■ **WHAT IS EXPECTED**
Copy out the records that appear below, exactly as each one reads.

========================

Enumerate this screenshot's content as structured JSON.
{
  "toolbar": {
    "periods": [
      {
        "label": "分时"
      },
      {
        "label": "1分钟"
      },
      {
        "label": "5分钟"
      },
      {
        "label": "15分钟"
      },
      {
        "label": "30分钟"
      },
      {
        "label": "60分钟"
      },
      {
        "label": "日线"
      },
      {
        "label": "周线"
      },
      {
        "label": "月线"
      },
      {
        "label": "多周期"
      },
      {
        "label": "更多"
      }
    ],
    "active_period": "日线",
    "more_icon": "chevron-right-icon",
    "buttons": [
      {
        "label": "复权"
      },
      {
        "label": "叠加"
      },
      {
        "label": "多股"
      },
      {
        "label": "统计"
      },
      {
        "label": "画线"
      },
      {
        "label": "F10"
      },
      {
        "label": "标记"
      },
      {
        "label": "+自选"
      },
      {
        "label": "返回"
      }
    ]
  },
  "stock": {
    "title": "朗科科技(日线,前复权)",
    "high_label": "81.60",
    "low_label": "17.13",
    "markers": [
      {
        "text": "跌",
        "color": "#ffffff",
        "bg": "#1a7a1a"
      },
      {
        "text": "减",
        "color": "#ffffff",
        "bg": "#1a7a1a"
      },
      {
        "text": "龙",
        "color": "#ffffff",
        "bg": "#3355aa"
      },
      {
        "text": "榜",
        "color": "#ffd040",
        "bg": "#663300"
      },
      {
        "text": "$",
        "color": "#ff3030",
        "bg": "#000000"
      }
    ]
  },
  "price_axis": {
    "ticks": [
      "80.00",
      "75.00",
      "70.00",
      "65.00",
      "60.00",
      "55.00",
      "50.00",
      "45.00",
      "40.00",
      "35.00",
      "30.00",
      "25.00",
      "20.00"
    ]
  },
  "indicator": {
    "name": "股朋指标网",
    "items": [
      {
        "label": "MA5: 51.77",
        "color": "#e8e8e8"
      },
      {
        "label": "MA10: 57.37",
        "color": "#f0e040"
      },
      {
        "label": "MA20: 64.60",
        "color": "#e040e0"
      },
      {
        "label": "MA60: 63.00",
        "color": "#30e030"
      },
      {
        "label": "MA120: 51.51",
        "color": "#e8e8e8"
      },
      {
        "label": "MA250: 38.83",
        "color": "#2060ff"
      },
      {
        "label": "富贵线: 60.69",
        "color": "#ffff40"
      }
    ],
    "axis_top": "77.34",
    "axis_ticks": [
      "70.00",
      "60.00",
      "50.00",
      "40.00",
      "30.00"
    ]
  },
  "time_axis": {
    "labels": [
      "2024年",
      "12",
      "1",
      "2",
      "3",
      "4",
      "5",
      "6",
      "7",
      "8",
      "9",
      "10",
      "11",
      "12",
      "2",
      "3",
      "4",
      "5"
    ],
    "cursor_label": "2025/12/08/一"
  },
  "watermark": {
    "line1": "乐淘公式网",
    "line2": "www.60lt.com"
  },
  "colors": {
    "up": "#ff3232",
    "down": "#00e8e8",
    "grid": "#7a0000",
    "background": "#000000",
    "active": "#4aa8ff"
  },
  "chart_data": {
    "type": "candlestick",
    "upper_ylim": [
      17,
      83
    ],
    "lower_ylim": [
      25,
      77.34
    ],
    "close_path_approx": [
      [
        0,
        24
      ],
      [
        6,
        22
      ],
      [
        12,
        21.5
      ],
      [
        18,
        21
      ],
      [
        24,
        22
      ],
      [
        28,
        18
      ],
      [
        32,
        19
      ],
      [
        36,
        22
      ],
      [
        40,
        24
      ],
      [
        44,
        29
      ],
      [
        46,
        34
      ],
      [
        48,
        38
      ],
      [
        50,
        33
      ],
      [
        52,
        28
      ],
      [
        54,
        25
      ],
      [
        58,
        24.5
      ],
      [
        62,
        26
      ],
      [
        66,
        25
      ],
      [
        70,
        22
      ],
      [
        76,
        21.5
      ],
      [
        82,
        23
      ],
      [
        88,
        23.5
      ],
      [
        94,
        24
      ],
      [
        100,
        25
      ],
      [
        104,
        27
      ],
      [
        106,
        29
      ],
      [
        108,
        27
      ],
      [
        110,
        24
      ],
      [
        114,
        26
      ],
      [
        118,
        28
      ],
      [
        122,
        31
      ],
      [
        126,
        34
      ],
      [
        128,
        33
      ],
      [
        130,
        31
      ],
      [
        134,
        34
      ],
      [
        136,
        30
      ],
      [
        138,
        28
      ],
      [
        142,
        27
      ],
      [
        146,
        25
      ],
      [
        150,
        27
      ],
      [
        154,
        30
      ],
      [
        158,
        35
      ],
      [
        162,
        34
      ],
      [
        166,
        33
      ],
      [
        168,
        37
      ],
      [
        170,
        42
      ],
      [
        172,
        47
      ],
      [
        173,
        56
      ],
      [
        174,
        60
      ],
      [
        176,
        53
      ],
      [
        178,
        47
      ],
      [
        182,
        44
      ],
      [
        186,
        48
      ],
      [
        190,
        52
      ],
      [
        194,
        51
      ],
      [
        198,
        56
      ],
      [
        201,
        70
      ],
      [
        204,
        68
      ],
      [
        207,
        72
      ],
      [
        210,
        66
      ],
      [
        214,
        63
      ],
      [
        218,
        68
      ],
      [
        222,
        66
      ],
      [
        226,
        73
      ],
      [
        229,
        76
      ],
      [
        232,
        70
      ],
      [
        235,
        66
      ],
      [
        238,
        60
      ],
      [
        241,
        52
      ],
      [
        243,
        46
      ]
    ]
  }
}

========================

■ **FINISHED TASK**
Enumerate this screenshot's content as structured JSON.
{
  "toolbar": {
    "periods": [
      {
        "label": "分时"
      },
      {
        "label": "1分钟"
      },
      {
        "label": "5分钟"
      },
      {
        "label": "15分钟"
      },
      {
        "label": "30分钟"
      },
      {
        "label": "60分钟"
      },
      {
        "label": "日线"
      },
      {
        "label": "周线"
      },
      {
        "label": "月线"
      },
      {
        "label": "多周期"
      },
      {
        "label": "更多"
      }
    ],
    "active_period": "日线",
    "more_icon": "chevron-right-icon",
    "buttons": [
      {
        "label": "复权"
      },
      {
        "label": "叠加"
      },
      {
        "label": "多股"
      },
      {
        "label": "统计"
      },
      {
        "label": "画线"
      },
      {
        "label": "F10"
      },
      {
        "label": "标记"
      },
      {
        "label": "+自选"
      },
      {
        "label": "返回"
      }
    ]
  },
  "stock": {
    "title": "朗科科技(日线,前复权)",
    "high_label": "81.60",
    "low_label": "17.13",
    "markers": [
      {
        "text": "跌",
        "color": "#ffffff",
        "bg": "#1a7a1a"
      },
      {
        "text": "减",
        "color": "#ffffff",
        "bg": "#1a7a1a"
      },
      {
        "text": "龙",
        "color": "#ffffff",
        "bg": "#3355aa"
      },
      {
        "text": "榜",
        "color": "#ffd040",
        "bg": "#663300"
      },
      {
        "text": "$",
        "color": "#ff3030",
        "bg": "#000000"
      }
    ]
  },
  "price_axis": {
    "ticks": [
      "80.00",
      "75.00",
      "70.00",
      "65.00",
      "60.00",
      "55.00",
      "50.00",
      "45.00",
      "40.00",
      "35.00",
      "30.00",
      "25.00",
      "20.00"
    ]
  },
  "indicator": {
    "name": "股朋指标网",
    "items": [
      {
        "label": "MA5: 51.77",
        "color": "#e8e8e8"
      },
      {
        "label": "MA10: 57.37",
        "color": "#f0e040"
      },
      {
        "label": "MA20: 64.60",
        "color": "#e040e0"
      },
      {
        "label": "MA60: 63.00",
        "color": "#30e030"
      },
      {
        "label": "MA120: 51.51",
        "color": "#e8e8e8"
      },
      {
        "label": "MA250: 38.83",
        "color": "#2060ff"
      },
      {
        "label": "富贵线: 60.69",
        "color": "#ffff40"
      }
    ],
    "axis_top": "77.34",
    "axis_ticks": [
      "70.00",
      "60.00",
      "50.00",
      "40.00",
      "30.00"
    ]
  },
  "time_axis": {
    "labels": [
      "2024年",
      "12",
      "1",
      "2",
      "3",
      "4",
      "5",
      "6",
      "7",
      "8",
      "9",
      "10",
      "11",
      "12",
      "2",
      "3",
      "4",
      "5"
    ],
    "cursor_label": "2025/12/08/一"
  },
  "watermark": {
    "line1": "乐淘公式网",
    "line2": "www.60lt.com"
  },
  "colors": {
    "up": "#ff3232",
    "down": "#00e8e8",
    "grid": "#7a0000",
    "background": "#000000",
    "active": "#4aa8ff"
  },
  "chart_data": {
    "type": "candlestick",
    "upper_ylim": [
      17,
      83
    ],
    "lower_ylim": [
      25,
      77.34
    ],
    "close_path_approx": [
      [
        0,
        24
      ],
      [
        6,
        22
      ],
      [
        12,
        21.5
      ],
      [
        18,
        21
      ],
      [
        24,
        22
      ],
      [
        28,
        18
      ],
      [
        32,
        19
      ],
      [
        36,
        22
      ],
      [
        40,
        24
      ],
      [
        44,
        29
      ],
      [
        46,
        34
      ],
      [
        48,
        38
      ],
      [
        50,
        33
      ],
      [
        52,
        28
      ],
      [
        54,
        25
      ],
      [
        58,
        24.5
      ],
      [
        62,
        26
      ],
      [
        66,
        25
      ],
      [
        70,
        22
      ],
      [
        76,
        21.5
      ],
      [
        82,
        23
      ],
      [
        88,
        23.5
      ],
      [
        94,
        24
      ],
      [
        100,
        25
      ],
      [
        104,
        27
      ],
      [
        106,
        29
      ],
      [
        108,
        27
      ],
      [
        110,
        24
      ],
      [
        114,
        26
      ],
      [
        118,
        28
      ],
      [
        122,
        31
      ],
      [
        126,
        34
      ],
      [
        128,
        33
      ],
      [
        130,
        31
      ],
      [
        134,
        34
      ],
      [
        136,
        30
      ],
      [
        138,
        28
      ],
      [
        142,
        27
      ],
      [
        146,
        25
      ],
      [
        150,
        27
      ],
      [
        154,
        30
      ],
      [
        158,
        35
      ],
      [
        162,
        34
      ],
      [
        166,
        33
      ],
      [
        168,
        37
      ],
      [
        170,
        42
      ],
      [
        172,
        47
      ],
      [
        173,
        56
      ],
      [
        174,
        60
      ],
      [
        176,
        53
      ],
      [
        178,
        47
      ],
      [
        182,
        44
      ],
      [
        186,
        48
      ],
      [
        190,
        52
      ],
      [
        194,
        51
      ],
      [
        198,
        56
      ],
      [
        201,
        70
      ],
      [
        204,
        68
      ],
      [
        207,
        72
      ],
      [
        210,
        66
      ],
      [
        214,
        63
      ],
      [
        218,
        68
      ],
      [
        222,
        66
      ],
      [
        226,
        73
      ],
      [
        229,
        76
      ],
      [
        232,
        70
      ],
      [
        235,
        66
      ],
      [
        238,
        60
      ],
      [
        241,
        52
      ],
      [
        243,
        46
      ]
    ]
  }
}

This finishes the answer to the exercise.